──────── RECORDED INFORMATION
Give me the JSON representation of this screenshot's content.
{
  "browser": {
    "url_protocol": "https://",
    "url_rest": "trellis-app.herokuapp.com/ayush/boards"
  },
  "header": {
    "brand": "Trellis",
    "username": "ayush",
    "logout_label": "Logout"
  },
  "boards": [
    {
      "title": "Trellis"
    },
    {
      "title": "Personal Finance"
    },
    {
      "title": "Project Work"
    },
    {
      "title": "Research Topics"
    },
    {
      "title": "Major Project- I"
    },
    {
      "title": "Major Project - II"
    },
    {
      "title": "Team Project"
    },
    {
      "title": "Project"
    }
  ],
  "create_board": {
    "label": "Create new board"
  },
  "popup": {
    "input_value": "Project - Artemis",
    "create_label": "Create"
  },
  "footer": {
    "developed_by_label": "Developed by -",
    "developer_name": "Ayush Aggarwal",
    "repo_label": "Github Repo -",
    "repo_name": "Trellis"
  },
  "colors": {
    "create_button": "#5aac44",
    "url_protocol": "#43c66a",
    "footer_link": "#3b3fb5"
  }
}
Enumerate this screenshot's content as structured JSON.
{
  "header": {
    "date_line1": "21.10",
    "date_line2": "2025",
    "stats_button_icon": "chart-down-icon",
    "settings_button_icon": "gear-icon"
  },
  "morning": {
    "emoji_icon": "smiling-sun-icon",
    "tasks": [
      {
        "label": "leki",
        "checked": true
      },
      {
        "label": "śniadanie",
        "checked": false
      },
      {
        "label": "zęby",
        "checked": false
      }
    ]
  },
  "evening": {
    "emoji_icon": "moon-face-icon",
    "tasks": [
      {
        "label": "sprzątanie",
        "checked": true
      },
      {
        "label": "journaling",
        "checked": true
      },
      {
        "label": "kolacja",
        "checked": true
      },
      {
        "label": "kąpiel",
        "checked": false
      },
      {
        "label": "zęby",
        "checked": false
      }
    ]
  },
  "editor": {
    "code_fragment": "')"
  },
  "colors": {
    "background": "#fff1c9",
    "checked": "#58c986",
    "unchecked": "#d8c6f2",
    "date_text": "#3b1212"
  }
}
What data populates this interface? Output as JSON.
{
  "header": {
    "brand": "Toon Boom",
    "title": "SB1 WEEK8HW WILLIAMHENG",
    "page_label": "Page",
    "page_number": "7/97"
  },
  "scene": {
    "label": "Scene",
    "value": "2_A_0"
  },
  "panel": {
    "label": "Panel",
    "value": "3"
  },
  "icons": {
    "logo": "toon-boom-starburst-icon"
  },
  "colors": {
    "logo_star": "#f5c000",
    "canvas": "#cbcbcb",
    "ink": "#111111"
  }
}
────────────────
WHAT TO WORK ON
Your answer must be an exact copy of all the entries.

WORKED SOLUTION
Give me the JSON representation of this screenshot's content.
{
  "browser": {
    "url_protocol": "https://",
    "url_rest": "trellis-app.herokuapp.com/ayush/boards"
  },
  "header": {
    "brand": "Trellis",
    "username": "ayush",
    "logout_label": "Logout"
  },
  "boards": [
    {
      "title": "Trellis"
    },
    {
      "title": "Personal Finance"
    },
    {
      "title": "Project Work"
    },
    {
      "title": "Research Topics"
    },
    {
      "title": "Major Project- I"
    },
    {
      "title": "Major Project - II"
    },
    {
      "title": "Team Project"
    },
    {
      "title": "Project"
    }
  ],
  "create_board": {
    "label": "Create new board"
  },
  "popup": {
    "input_value": "Project - Artemis",
    "create_label": "Create"
  },
  "footer": {
    "developed_by_label": "Developed by -",
    "developer_name": "Ayush Aggarwal",
    "repo_label": "Github Repo -",
    "repo_name": "Trellis"
  },
  "colors": {
    "create_button": "#5aac44",
    "url_protocol": "#43c66a",
    "footer_link": "#3b3fb5"
  }
}
Enumerate this screenshot's content as structured JSON.
{
  "header": {
    "date_line1": "21.10",
    "date_line2": "2025",
    "stats_button_icon": "chart-down-icon",
    "settings_button_icon": "gear-icon"
  },
  "morning": {
    "emoji_icon": "smiling-sun-icon",
    "tasks": [
      {
        "label": "leki",
        "checked": true
      },
      {
        "label": "śniadanie",
        "checked": false
      },
      {
        "label": "zęby",
        "checked": false
      }
    ]
  },
  "evening": {
    "emoji_icon": "moon-face-icon",
    "tasks": [
      {
        "label": "sprzątanie",
        "checked": true
      },
      {
        "label": "journaling",
        "checked": true
      },
      {
        "label": "kolacja",
        "checked": true
      },
      {
        "label": "kąpiel",
        "checked": false
      },
      {
        "label": "zęby",
        "checked": false
      }
    ]
  },
  "editor": {
    "code_fragment": "')"
  },
  "colors": {
    "background": "#fff1c9",
    "checked": "#58c986",
    "unchecked": "#d8c6f2",
    "date_text": "#3b1212"
  }
}
What data populates this interface? Output as JSON.
{
  "header": {
    "brand": "Toon Boom",
    "title": "SB1 WEEK8HW WILLIAMHENG",
    "page_label": "Page",
    "page_number": "7/97"
  },
  "scene": {
    "label": "Scene",
    "value": "2_A_0"
  },
  "panel": {
    "label": "Panel",
    "value": "3"
  },
  "icons": {
    "logo": "toon-boom-starburst-icon"
  },
  "colors": {
    "logo_star": "#f5c000",
    "canvas": "#cbcbcb",
    "ink": "#111111"
  }
}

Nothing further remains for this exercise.